Rick Scott, a Republican running for governor, is scurrying across Florida touting a new economic plan to create 700,000 jobs in seven years.
The plan relies heavily on cutting government spending, eliminating state regulation, reducing property taxes for homeowners and phasing out the state's business income tax. (See it here.)
"I am the only candidate in this race with a comprehensive plan that will get our fiscal house in order, balance the budget and create long-term, good-paying jobs," Scott says introducing the plan, which is sometimes called the "7-7-7" plan. "My 7-step plan isn't complex. In fact, it's very simple. And it's common sense.
"I've created jobs in the private sector. As governor, my 7-step plan will create 700,000 in 7 years."
PolitiFact Florida steers clear of trying to fact-check opinions -- so we won't in this item analyze Scott's claim that he is the only candidate running for governor with a comprehensive fiscal plan. Scott's primary opponent, Bill McCollum, does have an economic plan, for the record, and so does Democrat Alex Sink.

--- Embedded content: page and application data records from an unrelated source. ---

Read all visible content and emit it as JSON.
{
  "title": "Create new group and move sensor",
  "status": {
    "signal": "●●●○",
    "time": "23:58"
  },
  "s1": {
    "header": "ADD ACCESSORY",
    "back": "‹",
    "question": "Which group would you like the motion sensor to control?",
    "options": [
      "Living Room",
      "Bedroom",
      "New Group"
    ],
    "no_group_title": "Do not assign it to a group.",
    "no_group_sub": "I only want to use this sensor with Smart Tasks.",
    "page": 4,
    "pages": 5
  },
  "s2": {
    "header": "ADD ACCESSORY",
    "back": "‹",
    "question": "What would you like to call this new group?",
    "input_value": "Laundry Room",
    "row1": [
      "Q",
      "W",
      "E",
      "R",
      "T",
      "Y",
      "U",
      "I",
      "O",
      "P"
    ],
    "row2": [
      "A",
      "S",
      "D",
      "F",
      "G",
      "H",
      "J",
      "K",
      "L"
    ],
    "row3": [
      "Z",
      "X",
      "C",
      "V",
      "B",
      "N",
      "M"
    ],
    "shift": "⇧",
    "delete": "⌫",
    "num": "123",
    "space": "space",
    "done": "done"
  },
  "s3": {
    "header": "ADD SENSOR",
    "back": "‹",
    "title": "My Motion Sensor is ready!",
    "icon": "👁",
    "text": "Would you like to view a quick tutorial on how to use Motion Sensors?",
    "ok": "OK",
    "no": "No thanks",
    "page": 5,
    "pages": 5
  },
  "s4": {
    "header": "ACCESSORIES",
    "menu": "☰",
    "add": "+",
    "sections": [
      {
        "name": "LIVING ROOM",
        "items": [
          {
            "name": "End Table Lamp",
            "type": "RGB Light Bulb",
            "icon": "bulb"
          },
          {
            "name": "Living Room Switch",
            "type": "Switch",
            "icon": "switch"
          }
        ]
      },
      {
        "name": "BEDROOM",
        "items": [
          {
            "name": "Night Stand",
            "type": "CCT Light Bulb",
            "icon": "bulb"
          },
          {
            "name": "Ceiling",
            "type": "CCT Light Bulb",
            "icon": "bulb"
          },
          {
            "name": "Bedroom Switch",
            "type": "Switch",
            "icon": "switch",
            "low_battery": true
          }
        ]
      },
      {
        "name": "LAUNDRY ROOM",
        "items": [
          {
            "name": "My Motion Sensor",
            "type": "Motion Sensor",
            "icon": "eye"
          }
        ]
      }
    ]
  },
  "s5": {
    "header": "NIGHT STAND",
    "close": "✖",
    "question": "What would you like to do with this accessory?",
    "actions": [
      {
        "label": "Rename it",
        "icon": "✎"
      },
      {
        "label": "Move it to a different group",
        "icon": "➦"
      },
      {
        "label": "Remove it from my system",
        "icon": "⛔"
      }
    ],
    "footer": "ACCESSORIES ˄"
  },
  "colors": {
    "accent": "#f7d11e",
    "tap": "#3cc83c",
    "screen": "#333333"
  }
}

We also avoid checking things in the future we can't know -- so no weighing in on Scott's 700,000 jobs promise.
But we can get our fact-checking hands around a more basic question: Does Scott's plan -- however it was crafted and however logical or illogical it may be -- actually call for the creation of 700,000 jobs in seven years?
It's a point worth knowing, particularly when McCollum says his plan will add 500,000 jobs, or 200,000 less than Scott. (To be fair, we plan to look at McCollum's numbers in a subsequent report).
The glossy printed version of the plan that's displayed on Scott's campaign website and has been handed out across the state breaks down job growth by: if the state adopts Scott's regulatory reforms; if the state phases out the income tax on businesses; and if the state better focuses on job growth and retention. Let's take one at a time.
Scott's plan includes a freeze on new regulation, a promise to expedite permits for job-creating businesses, working to move Florida's health insurance costs in line with the national average, and somehow shaving electricity costs by $3.25 billion. Reducing those barriers will create 240,000 new jobs, Scott says.
Phasing out corporate income tax
Scott says eliminating the corporate income tax "will have a minimal effect on state revenues." But the state collected almost $1.8 billion in fiscal year 2009-2010 through the corporate tax, which was about 2.7 percent of the $66.5 billion state budget in 2009-2010. Combined with other tax and spending reforms, Scott says the elimination of the corporate income tax will create 365,000 new jobs.
Focusing on job growth and retention
Scott's plan is to invest in a state Innovation Fund to help attract high-tech businesses. He also says he'll take a more hands-on role in bringing new business to Florida. The result? Another 60,000 jobs.
That's 240,000 regulatory reform new jobs + 365,000 tax and budget cut new jobs + 60,000 new jobs through state incentives and a persistent new governor = 665,000 jobs.
A group of reporters, including the Palm Beach Post's Mike Bender, asked Scott about the discrepancy on July 25, 2010, as Scott was in the middle of a six-day statewide bus tour.
"It's just rounding," Scott said. Bender reported that a more detailed version of the plan puts the jobs number lower, at 661,914.
Donna Arduin, who helped draft the economic plan and is Jeb Bush's former budget director, noted to reporters that the job growth estimates are conservative.
Still, the number is the number.
And it doesn't add up to 700,000.
At the same time, it's worth noting that Scott's budget cutting plan also calls for a 5 percent reduction in the state workforce. Using the Florida Department of Management Services most recent workforce report, that would mean anywhere from 5,473 to 8,432 state workers would lose their jobs (depending on how across-the-board the 5 percent cut is).
Scott campaign spokeswoman Jennifer Baker said Scott's plan only measures private sector growth.
Still, we believe it's appropriate to at least mention the impact on public jobs under Scott's plan.
If you include the public sector losses, that could put the net job creation figure somewhere around 656,441 (using the low end estimate of 5,473 state workers being let go). That means Scott's claim is inflated by about 6.6 percent, or 43,559 jobs. That's more than all of the people employed in Hernando County, according to the Bureau of Labor Statistics. Or it's equivalent to closing just about every dentist office in the state.
Scott claims that his economic plan for Florida will create 700,000 jobs in seven years, but he admits that he's rounding up. The real number in the plan is closer to 660,000 jobs. We guess the "7-7-7" plan sounds better than "7-6.6-7" plan, but for the sake of accuracy, we have to rate Scott's claim Mostly True.